-- WORK REQUEST --
All lines in the records that carry the string "content" are to be shown.

Web page and app entries
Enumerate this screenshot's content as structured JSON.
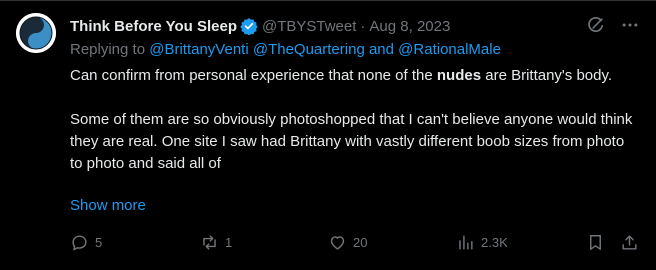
{
  "colors": {
    "background": "#000000",
    "text": "#e7e9ea",
    "muted": "#71767b",
    "link": "#1d9bf0",
    "verified": "#1d9bf0"
  },
  "tweet": {
    "display_name": "Think Before You Sleep",
    "handle": "@TBYSTweet",
    "separator": "·",
    "date": "Aug 8, 2023",
    "reply_prefix": "Replying to",
    "mentions": [
      "@BrittanyVenti",
      "@TheQuartering",
      "and",
      "@RationalMale"
    ],
    "paragraph1_before": "Can confirm from personal experience that none of the ",
    "paragraph1_bold": "nudes",
    "paragraph1_after": " are Brittany's body.",
    "paragraph2": "Some of them are so obviously photoshopped that I can't believe anyone would think they are real. One site I saw had Brittany with vastly different boob sizes from photo to photo and said all of",
    "show_more": "Show more"
  },
  "actions": {
    "replies": "5",
    "reposts": "1",
    "likes": "20",
    "views": "2.3K"
  },
  "icons": [
    "avatar-yin-yang",
    "verified-badge-icon",
    "grok-icon",
    "more-icon",
    "reply-icon",
    "repost-icon",
    "like-icon",
    "views-icon",
    "bookmark-icon",
    "share-icon"
  ]
}
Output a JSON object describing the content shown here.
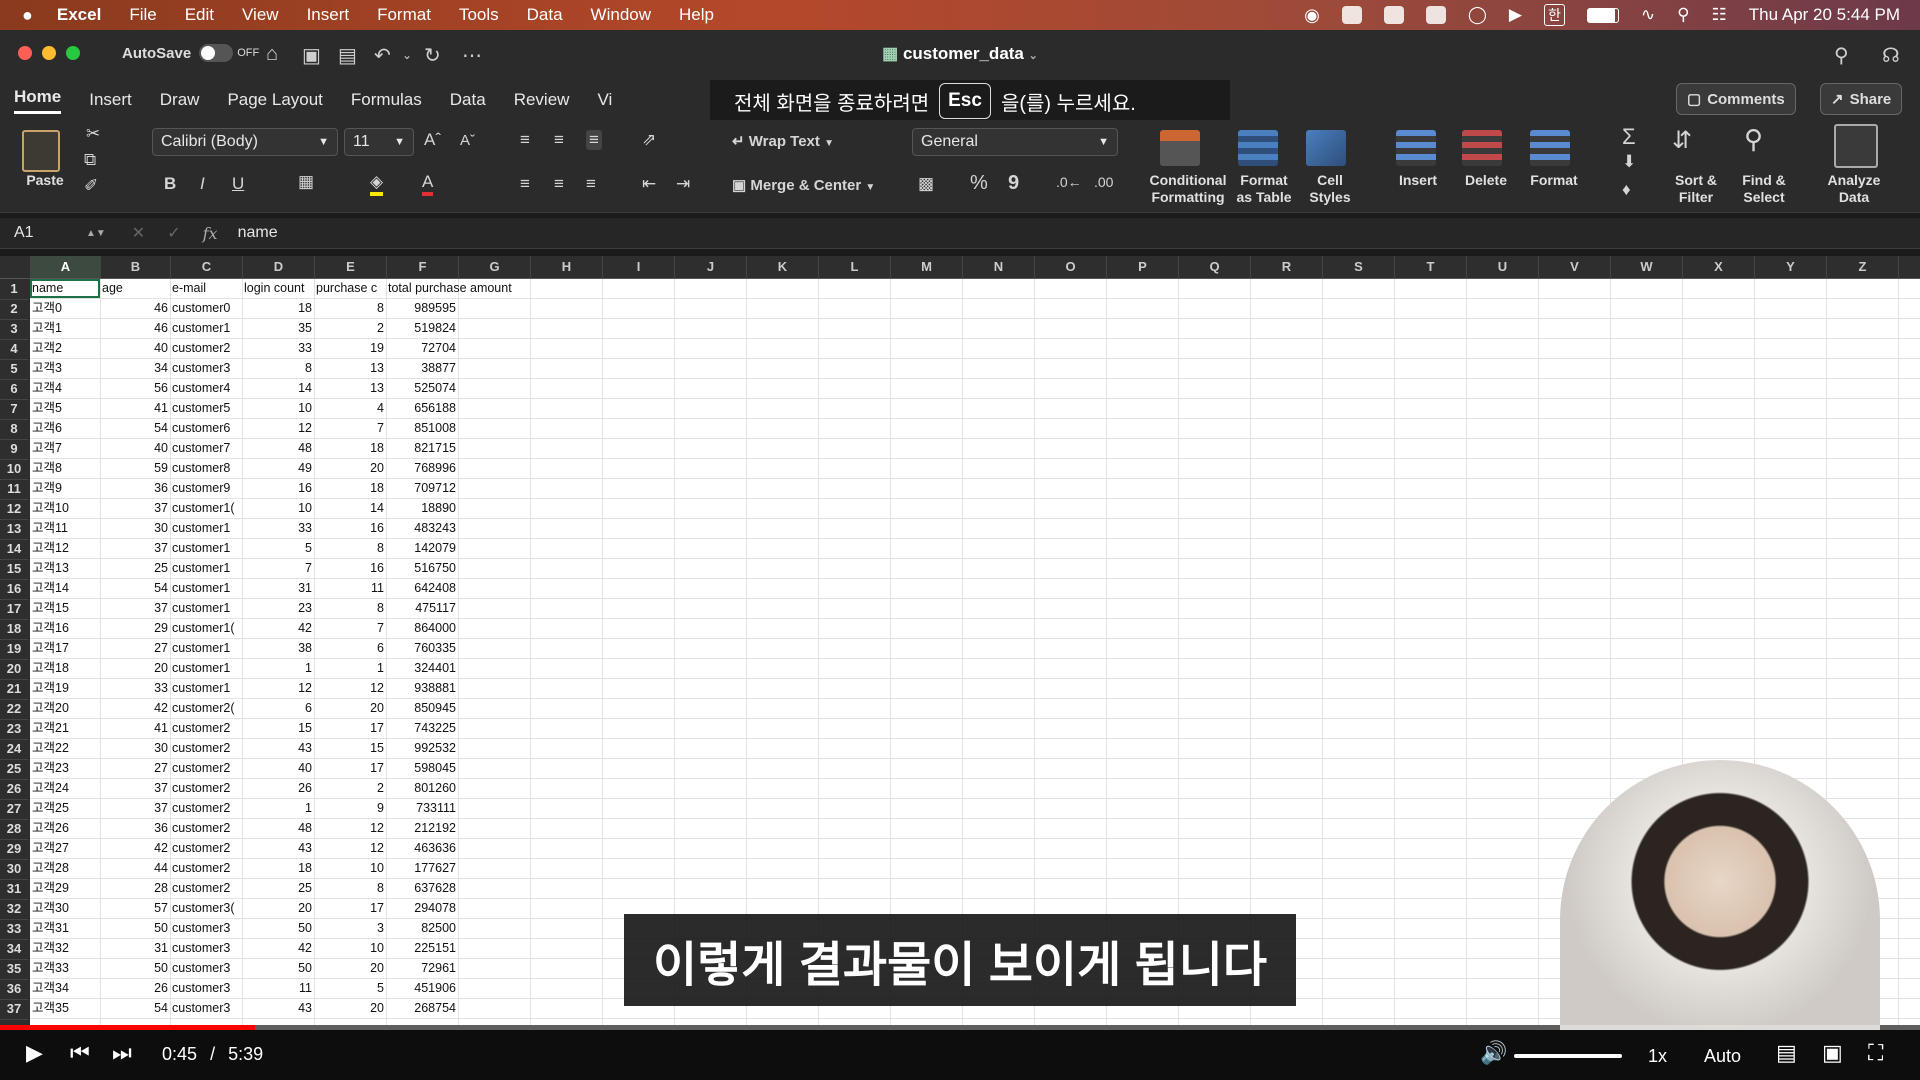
{
  "menubar": {
    "apple": "",
    "app": "Excel",
    "items": [
      "File",
      "Edit",
      "View",
      "Insert",
      "Format",
      "Tools",
      "Data",
      "Window",
      "Help"
    ],
    "ime": "한",
    "clock": "Thu Apr 20  5:44 PM"
  },
  "titlebar": {
    "autosave_label": "AutoSave",
    "autosave_state": "OFF",
    "doc_title": "customer_data"
  },
  "ribbon_tabs": [
    "Home",
    "Insert",
    "Draw",
    "Page Layout",
    "Formulas",
    "Data",
    "Review",
    "Vi"
  ],
  "toast": {
    "before": "전체 화면을 종료하려면",
    "key": "Esc",
    "after": "을(를) 누르세요."
  },
  "comments_label": "Comments",
  "share_label": "Share",
  "ribbon": {
    "paste": "Paste",
    "font_name": "Calibri (Body)",
    "font_size": "11",
    "bold": "B",
    "italic": "I",
    "underline": "U",
    "wrap_text": "Wrap Text",
    "merge_center": "Merge & Center",
    "number_format": "General",
    "percent": "%",
    "comma": "9",
    "cond_format": [
      "Conditional",
      "Formatting"
    ],
    "format_table": [
      "Format",
      "as Table"
    ],
    "cell_styles": [
      "Cell",
      "Styles"
    ],
    "insert": "Insert",
    "delete": "Delete",
    "format": "Format",
    "sort_filter": [
      "Sort &",
      "Filter"
    ],
    "find_select": [
      "Find &",
      "Select"
    ],
    "analyze": [
      "Analyze",
      "Data"
    ]
  },
  "formula_bar": {
    "cell_ref": "A1",
    "fx": "fx",
    "content": "name"
  },
  "columns": [
    "A",
    "B",
    "C",
    "D",
    "E",
    "F",
    "G",
    "H",
    "I",
    "J",
    "K",
    "L",
    "M",
    "N",
    "O",
    "P",
    "Q",
    "R",
    "S",
    "T",
    "U",
    "V",
    "W",
    "X",
    "Y",
    "Z",
    "AA"
  ],
  "header_row": [
    "name",
    "age",
    "e-mail",
    "login count",
    "purchase c",
    "total purchase amount"
  ],
  "rows": [
    [
      "고객0",
      "46",
      "customer0",
      "18",
      "8",
      "989595"
    ],
    [
      "고객1",
      "46",
      "customer1",
      "35",
      "2",
      "519824"
    ],
    [
      "고객2",
      "40",
      "customer2",
      "33",
      "19",
      "72704"
    ],
    [
      "고객3",
      "34",
      "customer3",
      "8",
      "13",
      "38877"
    ],
    [
      "고객4",
      "56",
      "customer4",
      "14",
      "13",
      "525074"
    ],
    [
      "고객5",
      "41",
      "customer5",
      "10",
      "4",
      "656188"
    ],
    [
      "고객6",
      "54",
      "customer6",
      "12",
      "7",
      "851008"
    ],
    [
      "고객7",
      "40",
      "customer7",
      "48",
      "18",
      "821715"
    ],
    [
      "고객8",
      "59",
      "customer8",
      "49",
      "20",
      "768996"
    ],
    [
      "고객9",
      "36",
      "customer9",
      "16",
      "18",
      "709712"
    ],
    [
      "고객10",
      "37",
      "customer1(",
      "10",
      "14",
      "18890"
    ],
    [
      "고객11",
      "30",
      "customer1",
      "33",
      "16",
      "483243"
    ],
    [
      "고객12",
      "37",
      "customer1",
      "5",
      "8",
      "142079"
    ],
    [
      "고객13",
      "25",
      "customer1",
      "7",
      "16",
      "516750"
    ],
    [
      "고객14",
      "54",
      "customer1",
      "31",
      "11",
      "642408"
    ],
    [
      "고객15",
      "37",
      "customer1",
      "23",
      "8",
      "475117"
    ],
    [
      "고객16",
      "29",
      "customer1(",
      "42",
      "7",
      "864000"
    ],
    [
      "고객17",
      "27",
      "customer1",
      "38",
      "6",
      "760335"
    ],
    [
      "고객18",
      "20",
      "customer1",
      "1",
      "1",
      "324401"
    ],
    [
      "고객19",
      "33",
      "customer1",
      "12",
      "12",
      "938881"
    ],
    [
      "고객20",
      "42",
      "customer2(",
      "6",
      "20",
      "850945"
    ],
    [
      "고객21",
      "41",
      "customer2",
      "15",
      "17",
      "743225"
    ],
    [
      "고객22",
      "30",
      "customer2",
      "43",
      "15",
      "992532"
    ],
    [
      "고객23",
      "27",
      "customer2",
      "40",
      "17",
      "598045"
    ],
    [
      "고객24",
      "37",
      "customer2",
      "26",
      "2",
      "801260"
    ],
    [
      "고객25",
      "37",
      "customer2",
      "1",
      "9",
      "733111"
    ],
    [
      "고객26",
      "36",
      "customer2",
      "48",
      "12",
      "212192"
    ],
    [
      "고객27",
      "42",
      "customer2",
      "43",
      "12",
      "463636"
    ],
    [
      "고객28",
      "44",
      "customer2",
      "18",
      "10",
      "177627"
    ],
    [
      "고객29",
      "28",
      "customer2",
      "25",
      "8",
      "637628"
    ],
    [
      "고객30",
      "57",
      "customer3(",
      "20",
      "17",
      "294078"
    ],
    [
      "고객31",
      "50",
      "customer3",
      "50",
      "3",
      "82500"
    ],
    [
      "고객32",
      "31",
      "customer3",
      "42",
      "10",
      "225151"
    ],
    [
      "고객33",
      "50",
      "customer3",
      "50",
      "20",
      "72961"
    ],
    [
      "고객34",
      "26",
      "customer3",
      "11",
      "5",
      "451906"
    ],
    [
      "고객35",
      "54",
      "customer3",
      "43",
      "20",
      "268754"
    ]
  ],
  "subtitle": "이렇게 결과물이 보이게 됩니다",
  "player": {
    "current_time": "0:45",
    "separator": "/",
    "duration": "5:39",
    "progress_fraction": 0.133,
    "speed": "1x",
    "quality": "Auto"
  },
  "colors": {
    "excel_green": "#1e7145",
    "progress_red": "#ff0000"
  }
}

-- RESULT FOR THIS TASK --
Enumerate this screenshot's content as structured JSON.
Output a JSON object describing the content shown here.
    "content": "name"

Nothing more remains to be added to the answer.